Yes, El Nino has lowered water levels. But the crisis has happened before, in 2002, and Chavez assumed control of five water companies a decade ago. With $600 billion in state oil earnings since, he's had the money to make badly needed investments.
In 2003, his government budgeted $500 million a year for investments to prevent a new crisis. Instead of spending it, Chavez politicized the work force and handed some water distribution over to community organizers. Price controls in 2003 cut revenues to just 80% of water company costs. Maintenance was neglected, leaving broken mains that now waste 62% of water produced .
"Conservation" it's not. The result is that 92% of Venezuelans have running water, but often get just air from their faucets. For the poor, it means buying water off tanker trucks at high prices in shantytowns.
According to Venezuelan newspaper Tal Cual, state engineers warned Chavez in 2002 that unless needed investments were made, the system would crash by 2009 or 2010. It's right on schedule.
Electricity is an even bigger nightmare. Chavez nationalized an electricity company in 2007 and this year Venezuela had five major blackouts and much labor strife over state-dictated wages and safety standards. It's affecting the pumps that supply water and heat.
Chavez' environmental correctness is a cover for state failure. He controls the economy and is its biggest squanderer of resources.

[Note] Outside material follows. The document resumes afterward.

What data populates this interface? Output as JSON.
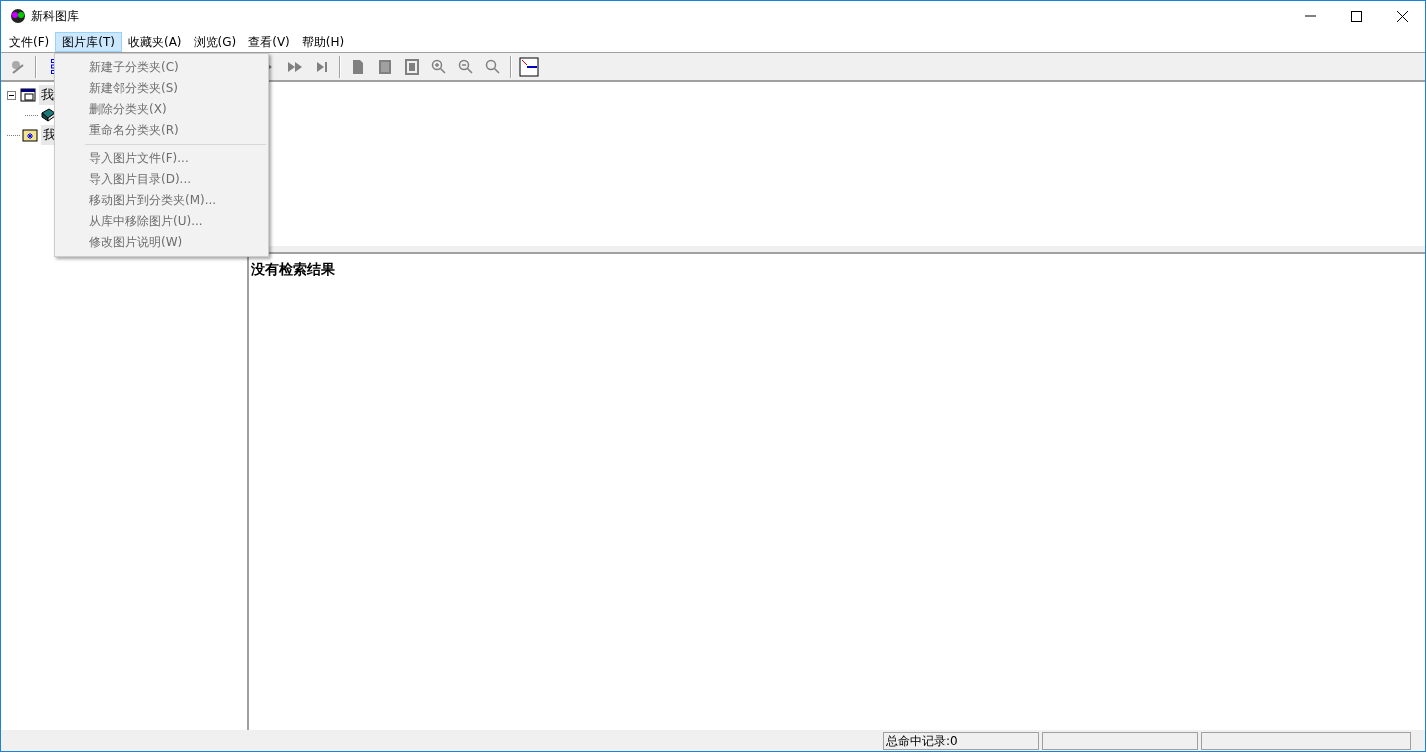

Unaccountable to anyone, he orders citizens to pay for it. They do so not through higher prices, but through coercive means like rationing. What's next, Chavista shower police, patrolling for long showers and aquatic caterwauling?